26Patient recovery Minimize time and Maximize distance Reasonable precautionsStay more than 3 feet away from the patientDo not approach patient from treated sideMinimize handling of urine (SIR-Sphere only).
27Road to Recovery Patient follow up in clinic Post procedure phone callsPatient instructionsHelp patients look towards the future
28Nuclear Medicine Tech Role The Nuc Med Tech receives, prepares and assists with the administration of the Y90. It is our responsibility to make sure the isotope, amount of activity, patient identification and orders are all correct for the procedure. Through all of this, we also make sure radiation safety rules are followed so exposure to IR personnel is minimized.

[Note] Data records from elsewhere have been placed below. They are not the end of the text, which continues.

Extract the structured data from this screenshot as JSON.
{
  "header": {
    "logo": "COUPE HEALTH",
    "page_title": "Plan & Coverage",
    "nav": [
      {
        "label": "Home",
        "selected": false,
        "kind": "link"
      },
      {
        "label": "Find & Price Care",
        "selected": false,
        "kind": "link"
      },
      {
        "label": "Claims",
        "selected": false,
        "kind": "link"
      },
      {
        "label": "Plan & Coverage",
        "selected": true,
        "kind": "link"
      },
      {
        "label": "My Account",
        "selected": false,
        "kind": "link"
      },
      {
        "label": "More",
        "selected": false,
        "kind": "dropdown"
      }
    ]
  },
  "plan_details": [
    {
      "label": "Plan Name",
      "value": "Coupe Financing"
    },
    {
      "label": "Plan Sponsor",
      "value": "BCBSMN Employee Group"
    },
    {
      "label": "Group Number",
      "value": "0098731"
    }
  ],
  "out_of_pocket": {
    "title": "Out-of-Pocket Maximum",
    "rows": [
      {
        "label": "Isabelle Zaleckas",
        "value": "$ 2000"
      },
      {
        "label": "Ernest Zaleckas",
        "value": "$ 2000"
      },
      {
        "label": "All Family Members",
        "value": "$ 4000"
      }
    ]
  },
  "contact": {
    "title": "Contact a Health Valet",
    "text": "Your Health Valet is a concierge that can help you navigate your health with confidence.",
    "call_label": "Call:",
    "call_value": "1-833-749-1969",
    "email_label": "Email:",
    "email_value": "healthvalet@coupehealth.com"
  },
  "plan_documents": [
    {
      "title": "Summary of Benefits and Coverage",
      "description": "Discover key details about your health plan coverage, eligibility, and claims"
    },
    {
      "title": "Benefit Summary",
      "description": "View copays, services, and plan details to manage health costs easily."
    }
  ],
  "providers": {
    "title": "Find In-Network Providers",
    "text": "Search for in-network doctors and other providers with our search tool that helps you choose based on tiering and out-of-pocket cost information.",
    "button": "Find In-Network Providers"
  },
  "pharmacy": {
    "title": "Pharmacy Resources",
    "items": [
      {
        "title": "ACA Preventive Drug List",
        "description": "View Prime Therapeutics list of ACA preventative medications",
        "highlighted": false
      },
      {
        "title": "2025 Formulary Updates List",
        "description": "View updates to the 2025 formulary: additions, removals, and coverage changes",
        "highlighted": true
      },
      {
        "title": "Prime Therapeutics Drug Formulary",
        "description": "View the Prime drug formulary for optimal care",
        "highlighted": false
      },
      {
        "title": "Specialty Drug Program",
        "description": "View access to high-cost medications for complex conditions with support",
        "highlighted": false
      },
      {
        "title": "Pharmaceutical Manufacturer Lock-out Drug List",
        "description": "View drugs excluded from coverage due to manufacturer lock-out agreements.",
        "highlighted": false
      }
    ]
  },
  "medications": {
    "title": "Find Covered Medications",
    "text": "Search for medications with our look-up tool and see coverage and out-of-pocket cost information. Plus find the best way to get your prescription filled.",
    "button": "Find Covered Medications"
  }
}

29Nuclear Medicine Tech Role Receive Y90 and add to inventory Measure Y90 activity prior to administration Verify correct activity is drawn for procedure Measure exposure rate of dose Prepare supplies needed for administration Assist with verbal instructions during admin. Verify procedures during administration Post measurement of dose after admin. Calculate Y90 dose given to patient Always follow ALARA principles
30Yttrium-90 Pure beta-emitter Average particle energy 0.9367 MeV Average penetration in tissue 2.5 mmPhysical half-life 64.2 hours (2.7 days)Decays to zirconium-90 at deposition siteMinimal (< 2%) renal excretion (SIR-sphere).

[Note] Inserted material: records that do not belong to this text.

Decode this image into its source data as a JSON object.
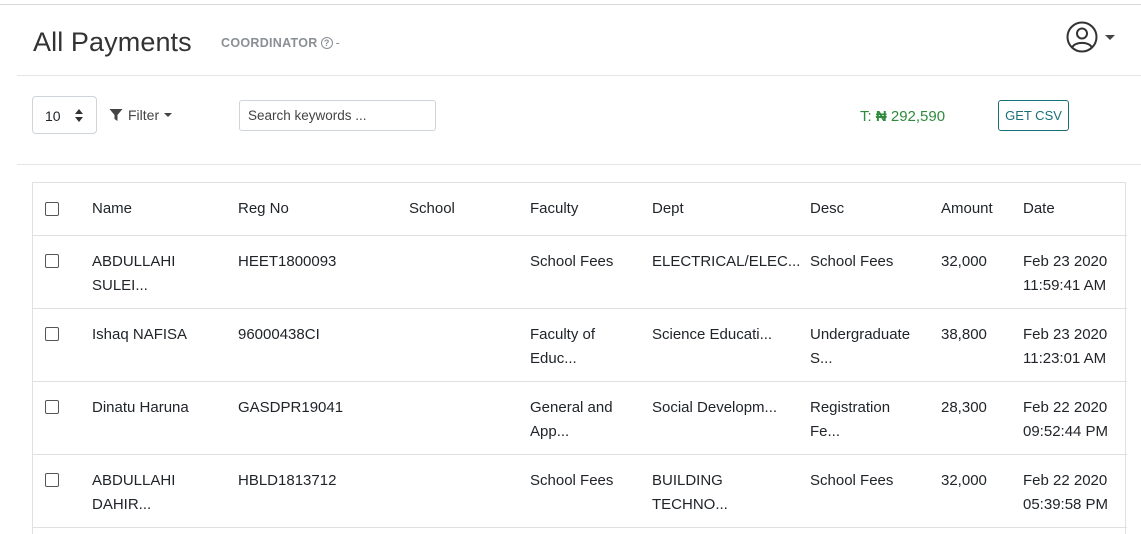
{
  "header": {
    "title": "All Payments",
    "role_label": "COORDINATOR",
    "role_suffix": "-",
    "user_icon": "user-circle-icon"
  },
  "toolbar": {
    "page_size": "10",
    "filter_label": "Filter",
    "search_placeholder": "Search keywords ...",
    "total_prefix": "T:",
    "total_currency": "₦",
    "total_amount": "292,590",
    "csv_label": "GET CSV"
  },
  "table": {
    "columns": [
      "Name",
      "Reg No",
      "School",
      "Faculty",
      "Dept",
      "Desc",
      "Amount",
      "Date"
    ],
    "rows": [
      {
        "name": "ABDULLAHI\nSULEI...",
        "reg_no": "HEET1800093",
        "school": "",
        "faculty": "School Fees",
        "dept": "ELECTRICAL/ELEC...",
        "desc": "School Fees",
        "amount": "32,000",
        "date": "Feb 23 2020\n11:59:41 AM"
      },
      {
        "name": "Ishaq NAFISA",
        "reg_no": "96000438CI",
        "school": "",
        "faculty": "Faculty of\nEduc...",
        "dept": "Science Educati...",
        "desc": "Undergraduate\nS...",
        "amount": "38,800",
        "date": "Feb 23 2020\n11:23:01 AM"
      },
      {
        "name": "Dinatu Haruna",
        "reg_no": "GASDPR19041",
        "school": "",
        "faculty": "General and\nApp...",
        "dept": "Social Developm...",
        "desc": "Registration\nFe...",
        "amount": "28,300",
        "date": "Feb 22 2020\n09:52:44 PM"
      },
      {
        "name": "ABDULLAHI\nDAHIR...",
        "reg_no": "HBLD1813712",
        "school": "",
        "faculty": "School Fees",
        "dept": "BUILDING\nTECHNO...",
        "desc": "School Fees",
        "amount": "32,000",
        "date": "Feb 22 2020\n05:39:58 PM"
      }
    ]
  },
  "colors": {
    "accent": "#17707a",
    "total_text": "#2e8b3d",
    "muted": "#8a8f94"
  }
}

42Patient’s perspective Life is put on hold and things are out of controlThe information is overwhelmingFeeling desperate and a sense of despairToo many questions without answersWill I survive? How? Who’s going to…..What does all this mean?The medications?....The appointments?....Will I have pain?

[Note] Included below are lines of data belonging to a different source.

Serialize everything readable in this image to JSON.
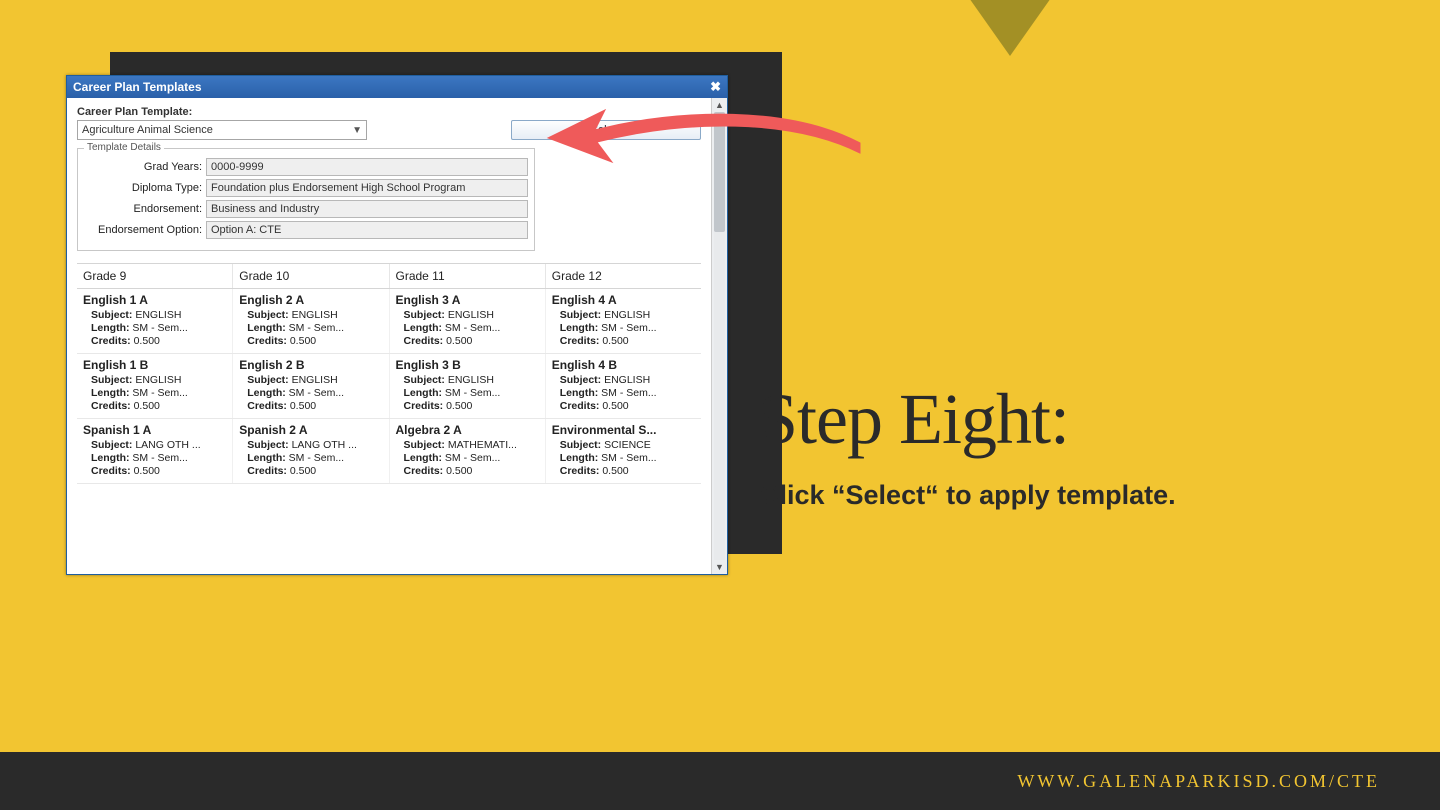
{
  "slide": {
    "title": "Step Eight:",
    "subtitle": "Click “Select“ to apply template.",
    "footer_url": "WWW.GALENAPARKISD.COM/CTE"
  },
  "window": {
    "title": "Career Plan Templates",
    "template_label": "Career Plan Template:",
    "template_value": "Agriculture Animal Science",
    "select_button": "Select",
    "fieldset_legend": "Template Details",
    "details": [
      {
        "label": "Grad Years:",
        "value": "0000-9999"
      },
      {
        "label": "Diploma Type:",
        "value": "Foundation plus Endorsement High School Program"
      },
      {
        "label": "Endorsement:",
        "value": "Business and Industry"
      },
      {
        "label": "Endorsement Option:",
        "value": "Option A: CTE"
      }
    ],
    "grade_headers": [
      "Grade 9",
      "Grade 10",
      "Grade 11",
      "Grade 12"
    ],
    "meta_labels": {
      "subject": "Subject:",
      "length": "Length:",
      "credits": "Credits:"
    },
    "rows": [
      [
        {
          "title": "English 1 A",
          "subject": "ENGLISH",
          "length": "SM - Sem...",
          "credits": "0.500"
        },
        {
          "title": "English 2 A",
          "subject": "ENGLISH",
          "length": "SM - Sem...",
          "credits": "0.500"
        },
        {
          "title": "English 3 A",
          "subject": "ENGLISH",
          "length": "SM - Sem...",
          "credits": "0.500"
        },
        {
          "title": "English 4 A",
          "subject": "ENGLISH",
          "length": "SM - Sem...",
          "credits": "0.500"
        }
      ],
      [
        {
          "title": "English 1 B",
          "subject": "ENGLISH",
          "length": "SM - Sem...",
          "credits": "0.500"
        },
        {
          "title": "English 2 B",
          "subject": "ENGLISH",
          "length": "SM - Sem...",
          "credits": "0.500"
        },
        {
          "title": "English 3 B",
          "subject": "ENGLISH",
          "length": "SM - Sem...",
          "credits": "0.500"
        },
        {
          "title": "English 4 B",
          "subject": "ENGLISH",
          "length": "SM - Sem...",
          "credits": "0.500"
        }
      ],
      [
        {
          "title": "Spanish 1 A",
          "subject": "LANG OTH ...",
          "length": "SM - Sem...",
          "credits": "0.500"
        },
        {
          "title": "Spanish 2 A",
          "subject": "LANG OTH ...",
          "length": "SM - Sem...",
          "credits": "0.500"
        },
        {
          "title": "Algebra 2 A",
          "subject": "MATHEMATI...",
          "length": "SM - Sem...",
          "credits": "0.500"
        },
        {
          "title": "Environmental S...",
          "subject": "SCIENCE",
          "length": "SM - Sem...",
          "credits": "0.500"
        }
      ]
    ]
  }
}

43Patient’s perspective Patients with advanced liver cancer have few options, so this offers optimism. This is an option for patients who have been told they are not candidates for other treatments. It gives patients hope, which is a magical thing.The aim is to extend life and feel better, even though it’s not a cure. In some cases, it may allow for more curative options such as surgery or liver transplantation.It is a minimally invasive procedure, and patients can go home several hours after the treatment.This is the lastest weapon against inoperable liver cancer. These patients are not candidate for surgery or lilver transplantation. This procedure helps slow down the growth of the disease and alleviate symptoms. These patients are motivated to do this procedure because it gives them hope.
44From the Patient’s perspective How much does this cost?This does effect the patient’s experience.The estimate for the Y90 is $106,This includes pro fees, lab, pharmacy, supplies.
45Patient’s perspective Sedation and pain medication is helpful because the procedure can last over an hour.Few patients experience some side effects called post-embolization syndrome, including nausea, vomiting and fever. These side effects usually subside within three to five days and may be alleviated with medication.Although the groin puncture is painless, some patients may experience brief pain when the microspheres are injected. Pain that continues for more than six to eight hours usually means an ulcer has developed in the patient’s stomach or duodenum.
46Patient Instructions Sleep alone x 3 days Abstain from work x 3 days Maximize distance to caregivers x 3 daysLimit contact with children x 12 days.